_What you need to do_: Word for word, output the data that follows.
(Source data begins)
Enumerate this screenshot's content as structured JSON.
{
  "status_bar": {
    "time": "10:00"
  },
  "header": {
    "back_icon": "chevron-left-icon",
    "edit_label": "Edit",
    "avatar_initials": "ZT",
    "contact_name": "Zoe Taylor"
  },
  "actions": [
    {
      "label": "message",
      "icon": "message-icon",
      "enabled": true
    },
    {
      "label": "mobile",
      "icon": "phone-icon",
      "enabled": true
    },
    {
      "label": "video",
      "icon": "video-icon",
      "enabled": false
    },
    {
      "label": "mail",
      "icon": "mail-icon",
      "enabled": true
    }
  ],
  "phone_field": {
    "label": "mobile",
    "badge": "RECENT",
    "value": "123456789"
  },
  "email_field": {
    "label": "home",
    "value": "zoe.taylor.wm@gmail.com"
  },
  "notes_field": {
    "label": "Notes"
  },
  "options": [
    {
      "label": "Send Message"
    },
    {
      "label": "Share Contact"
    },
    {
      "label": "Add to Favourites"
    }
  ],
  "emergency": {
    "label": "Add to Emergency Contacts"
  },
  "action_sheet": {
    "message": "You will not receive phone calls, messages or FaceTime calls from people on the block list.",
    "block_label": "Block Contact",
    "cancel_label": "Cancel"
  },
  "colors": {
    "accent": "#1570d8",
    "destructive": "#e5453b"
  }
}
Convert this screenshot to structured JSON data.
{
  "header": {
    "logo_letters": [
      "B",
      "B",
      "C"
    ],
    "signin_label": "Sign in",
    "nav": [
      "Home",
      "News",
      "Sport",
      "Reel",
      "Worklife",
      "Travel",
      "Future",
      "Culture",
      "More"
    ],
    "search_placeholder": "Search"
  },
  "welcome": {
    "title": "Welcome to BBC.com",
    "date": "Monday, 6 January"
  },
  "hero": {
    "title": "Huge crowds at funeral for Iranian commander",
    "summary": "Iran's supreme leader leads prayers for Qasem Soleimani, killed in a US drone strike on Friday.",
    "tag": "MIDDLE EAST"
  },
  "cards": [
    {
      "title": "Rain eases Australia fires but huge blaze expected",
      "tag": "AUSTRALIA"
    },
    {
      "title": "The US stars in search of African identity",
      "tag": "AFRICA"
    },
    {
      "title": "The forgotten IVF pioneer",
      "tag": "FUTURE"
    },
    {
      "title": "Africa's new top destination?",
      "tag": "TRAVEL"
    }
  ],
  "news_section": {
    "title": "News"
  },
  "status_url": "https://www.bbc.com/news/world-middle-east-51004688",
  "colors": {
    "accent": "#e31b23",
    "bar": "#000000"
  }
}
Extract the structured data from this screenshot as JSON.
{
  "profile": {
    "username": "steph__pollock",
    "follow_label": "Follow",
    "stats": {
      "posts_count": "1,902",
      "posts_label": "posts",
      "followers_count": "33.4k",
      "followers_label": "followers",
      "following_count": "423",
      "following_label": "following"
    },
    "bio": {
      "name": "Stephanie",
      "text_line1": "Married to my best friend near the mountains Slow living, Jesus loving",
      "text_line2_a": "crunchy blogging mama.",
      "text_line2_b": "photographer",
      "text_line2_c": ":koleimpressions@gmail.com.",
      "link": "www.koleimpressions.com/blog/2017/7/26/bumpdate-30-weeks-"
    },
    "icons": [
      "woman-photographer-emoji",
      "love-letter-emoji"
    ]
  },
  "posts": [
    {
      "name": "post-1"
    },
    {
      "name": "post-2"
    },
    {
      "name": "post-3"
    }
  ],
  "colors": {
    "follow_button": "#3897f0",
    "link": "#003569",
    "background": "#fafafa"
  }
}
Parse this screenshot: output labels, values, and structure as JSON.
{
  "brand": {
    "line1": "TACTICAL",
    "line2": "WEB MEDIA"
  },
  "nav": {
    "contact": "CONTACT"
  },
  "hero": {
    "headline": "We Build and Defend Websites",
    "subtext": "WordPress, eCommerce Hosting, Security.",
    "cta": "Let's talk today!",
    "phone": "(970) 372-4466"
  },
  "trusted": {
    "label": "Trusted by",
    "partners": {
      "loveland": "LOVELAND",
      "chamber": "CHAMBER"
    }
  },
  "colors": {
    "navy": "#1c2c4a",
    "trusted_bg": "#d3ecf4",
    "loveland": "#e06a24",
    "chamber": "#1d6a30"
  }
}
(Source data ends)
_Task result_:
Enumerate this screenshot's content as structured JSON.
{
  "status_bar": {
    "time": "10:00"
  },
  "header": {
    "back_icon": "chevron-left-icon",
    "edit_label": "Edit",
    "avatar_initials": "ZT",
    "contact_name": "Zoe Taylor"
  },
  "actions": [
    {
      "label": "message",
      "icon": "message-icon",
      "enabled": true
    },
    {
      "label": "mobile",
      "icon": "phone-icon",
      "enabled": true
    },
    {
      "label": "video",
      "icon": "video-icon",
      "enabled": false
    },
    {
      "label": "mail",
      "icon": "mail-icon",
      "enabled": true
    }
  ],
  "phone_field": {
    "label": "mobile",
    "badge": "RECENT",
    "value": "123456789"
  },
  "email_field": {
    "label": "home",
    "value": "zoe.taylor.wm@gmail.com"
  },
  "notes_field": {
    "label": "Notes"
  },
  "options": [
    {
      "label": "Send Message"
    },
    {
      "label": "Share Contact"
    },
    {
      "label": "Add to Favourites"
    }
  ],
  "emergency": {
    "label": "Add to Emergency Contacts"
  },
  "action_sheet": {
    "message": "You will not receive phone calls, messages or FaceTime calls from people on the block list.",
    "block_label": "Block Contact",
    "cancel_label": "Cancel"
  },
  "colors": {
    "accent": "#1570d8",
    "destructive": "#e5453b"
  }
}
Convert this screenshot to structured JSON data.
{
  "header": {
    "logo_letters": [
      "B",
      "B",
      "C"
    ],
    "signin_label": "Sign in",
    "nav": [
      "Home",
      "News",
      "Sport",
      "Reel",
      "Worklife",
      "Travel",
      "Future",
      "Culture",
      "More"
    ],
    "search_placeholder": "Search"
  },
  "welcome": {
    "title": "Welcome to BBC.com",
    "date": "Monday, 6 January"
  },
  "hero": {
    "title": "Huge crowds at funeral for Iranian commander",
    "summary": "Iran's supreme leader leads prayers for Qasem Soleimani, killed in a US drone strike on Friday.",
    "tag": "MIDDLE EAST"
  },
  "cards": [
    {
      "title": "Rain eases Australia fires but huge blaze expected",
      "tag": "AUSTRALIA"
    },
    {
      "title": "The US stars in search of African identity",
      "tag": "AFRICA"
    },
    {
      "title": "The forgotten IVF pioneer",
      "tag": "FUTURE"
    },
    {
      "title": "Africa's new top destination?",
      "tag": "TRAVEL"
    }
  ],
  "news_section": {
    "title": "News"
  },
  "status_url": "https://www.bbc.com/news/world-middle-east-51004688",
  "colors": {
    "accent": "#e31b23",
    "bar": "#000000"
  }
}
Extract the structured data from this screenshot as JSON.
{
  "profile": {
    "username": "steph__pollock",
    "follow_label": "Follow",
    "stats": {
      "posts_count": "1,902",
      "posts_label": "posts",
      "followers_count": "33.4k",
      "followers_label": "followers",
      "following_count": "423",
      "following_label": "following"
    },
    "bio": {
      "name": "Stephanie",
      "text_line1": "Married to my best friend near the mountains Slow living, Jesus loving",
      "text_line2_a": "crunchy blogging mama.",
      "text_line2_b": "photographer",
      "text_line2_c": ":koleimpressions@gmail.com.",
      "link": "www.koleimpressions.com/blog/2017/7/26/bumpdate-30-weeks-"
    },
    "icons": [
      "woman-photographer-emoji",
      "love-letter-emoji"
    ]
  },
  "posts": [
    {
      "name": "post-1"
    },
    {
      "name": "post-2"
    },
    {
      "name": "post-3"
    }
  ],
  "colors": {
    "follow_button": "#3897f0",
    "link": "#003569",
    "background": "#fafafa"
  }
}
Parse this screenshot: output labels, values, and structure as JSON.
{
  "brand": {
    "line1": "TACTICAL",
    "line2": "WEB MEDIA"
  },
  "nav": {
    "contact": "CONTACT"
  },
  "hero": {
    "headline": "We Build and Defend Websites",
    "subtext": "WordPress, eCommerce Hosting, Security.",
    "cta": "Let's talk today!",
    "phone": "(970) 372-4466"
  },
  "trusted": {
    "label": "Trusted by",
    "partners": {
      "loveland": "LOVELAND",
      "chamber": "CHAMBER"
    }
  },
  "colors": {
    "navy": "#1c2c4a",
    "trusted_bg": "#d3ecf4",
    "loveland": "#e06a24",
    "chamber": "#1d6a30"
  }
}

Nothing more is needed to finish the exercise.